What you should do: Copy every record below exactly as written, but leave out the pictures.

Dataset excerpts:

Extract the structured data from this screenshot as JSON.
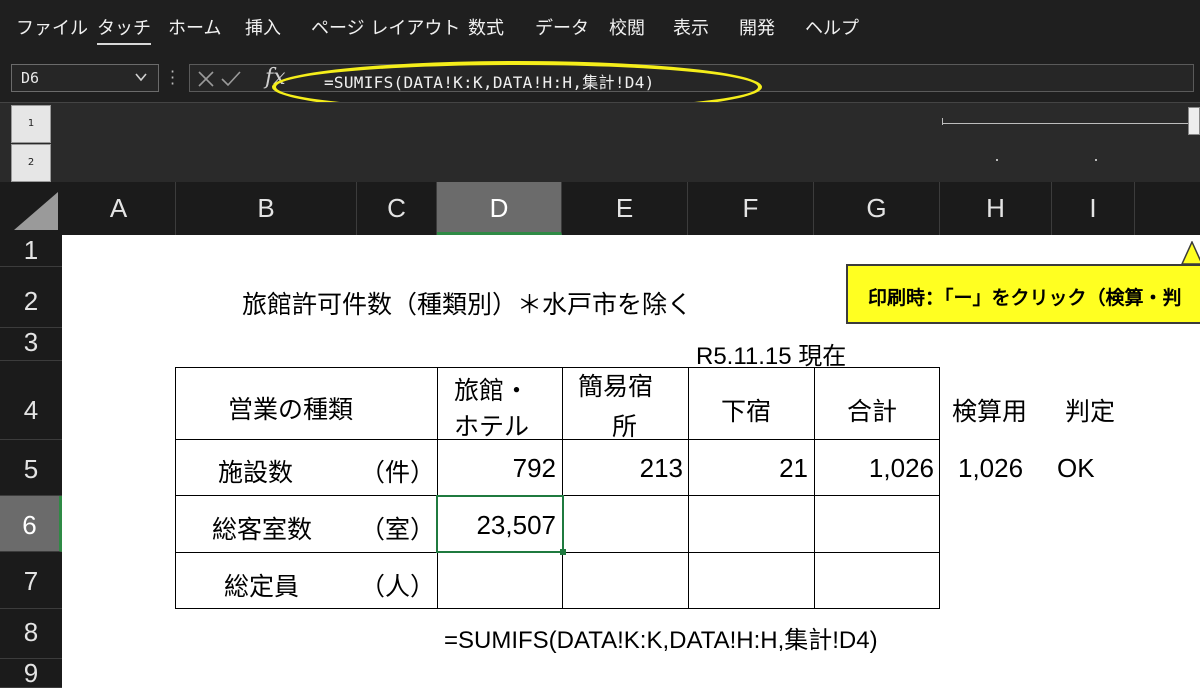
{
  "ribbon": {
    "tabs": [
      "ファイル",
      "タッチ",
      "ホーム",
      "挿入",
      "ページ レイアウト",
      "数式",
      "データ",
      "校閲",
      "表示",
      "開発",
      "ヘルプ"
    ],
    "active_tab": "タッチ"
  },
  "formula_bar": {
    "name_box": "D6",
    "fx_label": "fx",
    "formula": "=SUMIFS(DATA!K:K,DATA!H:H,集計!D4)"
  },
  "outline": {
    "levels": [
      "1",
      "2"
    ]
  },
  "columns": [
    "A",
    "B",
    "C",
    "D",
    "E",
    "F",
    "G",
    "H",
    "I"
  ],
  "rows": [
    "1",
    "2",
    "3",
    "4",
    "5",
    "6",
    "7",
    "8",
    "9"
  ],
  "selected_cell": {
    "column": "D",
    "row": "6"
  },
  "sheet": {
    "title": "旅館許可件数（種類別）＊水戸市を除く",
    "date_label": "R5.11.15 現在",
    "callout_text": "印刷時：「ー」をクリック（検算・判",
    "table": {
      "header": {
        "type": "営業の種類",
        "ryokan_line1": "旅館・",
        "ryokan_line2": "ホテル",
        "kan_i_line1": "簡易宿",
        "kan_i_line2": "所",
        "geshuku": "下宿",
        "total": "合計"
      },
      "rows": [
        {
          "label": "施設数",
          "unit": "（件）",
          "ryokan": "792",
          "kan_i": "213",
          "geshuku": "21",
          "total": "1,026"
        },
        {
          "label": "総客室数",
          "unit": "（室）",
          "ryokan": "23,507",
          "kan_i": "",
          "geshuku": "",
          "total": ""
        },
        {
          "label": "総定員",
          "unit": "（人）",
          "ryokan": "",
          "kan_i": "",
          "geshuku": "",
          "total": ""
        }
      ]
    },
    "check_header": "検算用",
    "judge_header": "判定",
    "check_value": "1,026",
    "judge_value": "OK",
    "formula_note": "=SUMIFS(DATA!K:K,DATA!H:H,集計!D4)"
  },
  "colors": {
    "highlight_ring": "#f5ee1a",
    "callout_bg": "#ffff21",
    "selection": "#1f7a3f"
  }
}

Written response:
Extract the structured data from this screenshot as JSON.
{
  "ribbon": {
    "tabs": [
      "ファイル",
      "タッチ",
      "ホーム",
      "挿入",
      "ページ レイアウト",
      "数式",
      "データ",
      "校閲",
      "表示",
      "開発",
      "ヘルプ"
    ],
    "active_tab": "タッチ"
  },
  "formula_bar": {
    "name_box": "D6",
    "fx_label": "fx",
    "formula": "=SUMIFS(DATA!K:K,DATA!H:H,集計!D4)"
  },
  "outline": {
    "levels": [
      "1",
      "2"
    ]
  },
  "columns": [
    "A",
    "B",
    "C",
    "D",
    "E",
    "F",
    "G",
    "H",
    "I"
  ],
  "rows": [
    "1",
    "2",
    "3",
    "4",
    "5",
    "6",
    "7",
    "8",
    "9"
  ],
  "selected_cell": {
    "column": "D",
    "row": "6"
  },
  "sheet": {
    "title": "旅館許可件数（種類別）＊水戸市を除く",
    "date_label": "R5.11.15 現在",
    "callout_text": "印刷時：「ー」をクリック（検算・判",
    "table": {
      "header": {
        "type": "営業の種類",
        "ryokan_line1": "旅館・",
        "ryokan_line2": "ホテル",
        "kan_i_line1": "簡易宿",
        "kan_i_line2": "所",
        "geshuku": "下宿",
        "total": "合計"
      },
      "rows": [
        {
          "label": "施設数",
          "unit": "（件）",
          "ryokan": "792",
          "kan_i": "213",
          "geshuku": "21",
          "total": "1,026"
        },
        {
          "label": "総客室数",
          "unit": "（室）",
          "ryokan": "23,507",
          "kan_i": "",
          "geshuku": "",
          "total": ""
        },
        {
          "label": "総定員",
          "unit": "（人）",
          "ryokan": "",
          "kan_i": "",
          "geshuku": "",
          "total": ""
        }
      ]
    },
    "check_header": "検算用",
    "judge_header": "判定",
    "check_value": "1,026",
    "judge_value": "OK",
    "formula_note": "=SUMIFS(DATA!K:K,DATA!H:H,集計!D4)"
  },
  "colors": {
    "highlight_ring": "#f5ee1a",
    "callout_bg": "#ffff21",
    "selection": "#1f7a3f"
  }
}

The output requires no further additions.